NETGEAR Nighthawk M1 4G LTE Mobile Router (MR1100) was released in early 2017, as the world-first gigabit LTE device. It’s since been used in situations where the user required maximum speeds, while being able to connect to it via ethernet and WiFi. But, what happens when you try to use it for something that it hasn’t necessarily been designed for, like IRL streaming in a dynamic environment?
Nighthawk M1 Download & Upload Speed
Running the initial speed test proves that we’re dealing with a powerful device. Getting 148Mbit 4G download speed is not something you get to see on a daily basis. The upload keeps up as well, with impressive 50Mbit. This is all thanks to it’s 4X Carrier Aggregation feature, which uses multiple bands from the same tower to boost the speed as much as possible. Contrary to popular belief, this does NOT mean that it uses multiple towers at once. But, does that still help to mitigate connection dropouts while e.g. riding a bike?
For a year, I’ve been using my old TP-LINK MR-6400 for the occasional IRL streams in Croatia. We’re fortunate to have decent 4G coverage in and around all major cities, so you can, in theory, use more basic 4G mobile devices and achieve above average results. The device averaged 40Mbit download, and 20Mbit upload, but would still usually reset itself, or completely drop out due to some sort of overload, every 2-3 hours or so. Visual glitches were also a common part of every stream. Let’s see if the Nighthawk M1 can do better.
The Real-World Test
For test purposes, I was using the setup described in this video. The carrier was T-Mobile. The first test was a 3 hour bike ride. Streaming 1080p60 at 6000kbps, it had no problem handling everything, up until the moment where it completely died, one hour into the test! Turns out, it overheated! This is due to the battery emmiting excess heat while being heavily stressed on the upload side like this. It didn’t help that it was inside a backpack, either.

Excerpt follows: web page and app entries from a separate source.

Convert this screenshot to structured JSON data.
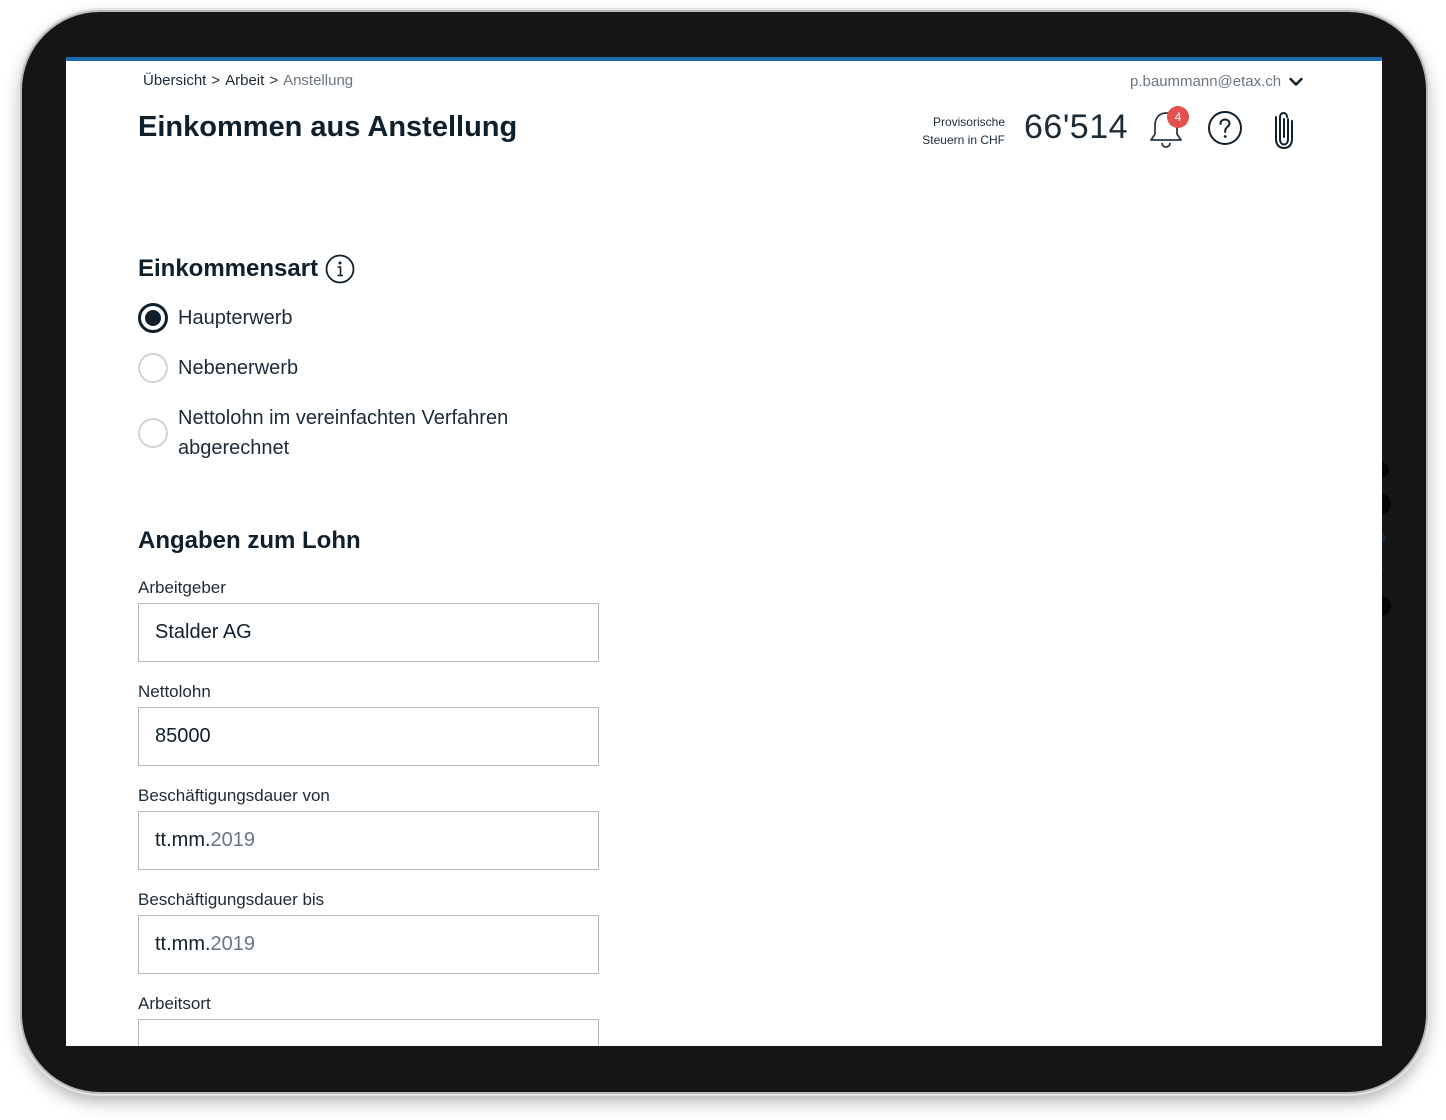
{
  "breadcrumb": {
    "item1": "Übersicht",
    "sep": ">",
    "item2": "Arbeit",
    "current": "Anstellung"
  },
  "header": {
    "title": "Einkommen aus Anstellung",
    "user_email": "p.baummann@etax.ch",
    "tax_label_line1": "Provisorische",
    "tax_label_line2": "Steuern in CHF",
    "tax_value": "66'514",
    "notification_count": "4"
  },
  "income_type": {
    "title": "Einkommensart",
    "options": [
      {
        "label": "Haupterwerb",
        "checked": true
      },
      {
        "label": "Nebenerwerb",
        "checked": false
      },
      {
        "label_line1": "Nettolohn im vereinfachten Verfahren",
        "label_line2": "abgerechnet",
        "checked": false
      }
    ]
  },
  "salary": {
    "title": "Angaben zum Lohn",
    "employer_label": "Arbeitgeber",
    "employer_value": "Stalder AG",
    "net_label": "Nettolohn",
    "net_value": "85000",
    "from_label": "Beschäftigungsdauer von",
    "from_prefix": "tt.mm.",
    "from_year": "2019",
    "to_label": "Beschäftigungsdauer bis",
    "to_prefix": "tt.mm.",
    "to_year": "2019",
    "place_label": "Arbeitsort",
    "place_value": ""
  },
  "colors": {
    "accent": "#1f6bb0",
    "text": "#0f1f2b",
    "badge": "#e25050"
  }
}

The fix to this problem is to remove it’s internal battery (easily done) and power it via USB-C cable connected to a 5V 2.1A power bank, like the ANKER 13,000 mAh one. From there on out, the stream went smooth, with only one or two minor, 1-2 second visual glitches, which is to be expected in very dynamic environments like IRL streaming.
Next two tests were done in two different cities, one being an old town with thick stone walls. It did not fail, not even once! Only minor visual glitches in spots where you’d expect to find a 4G dead zone. Impressive! It also does not seem to suffer from the same problem that the TP-LINK did, which is the overload recovery. It handles large amounts of lost packets being resent all at once very well. SRT protocol in combination with Nighthawk M1 seems to be the winning combination.
Overall, I must admit I was impressed with the connection quality that the Nighthawk M1 achieved. For such a small device, with no external antennas, it handled partial dead zones very well.
If there is a downside to the product other than it’s price, then it’s the reports of Nighthawk M1s getting “bricked” after automated firmware updates. Apparently, there is a chance your device gets damaged during the firmware updates. However, it does depends on the model, and the carrier that issued it. It may not affect all Nighthawk M1s out there!
But wait, did we forget about the battery? Buying a high-end product just to remove it’s battery and never use it again, that’s not something buyers are going to be satisfied with. I’m curious how this product made it thru QA. You will only ever use the battery if you’re doing office work thru this router.
If you’re serious about IRL live streaming, and you want to invest in the top equipment – the Nighthawk M1 is an essential piece of your gear. No wonder it’s often recommended, and a part of almost every pre-built backpack out there. At around $269.00, it is on the expensive side, but it’s most likely going to last you for a long time.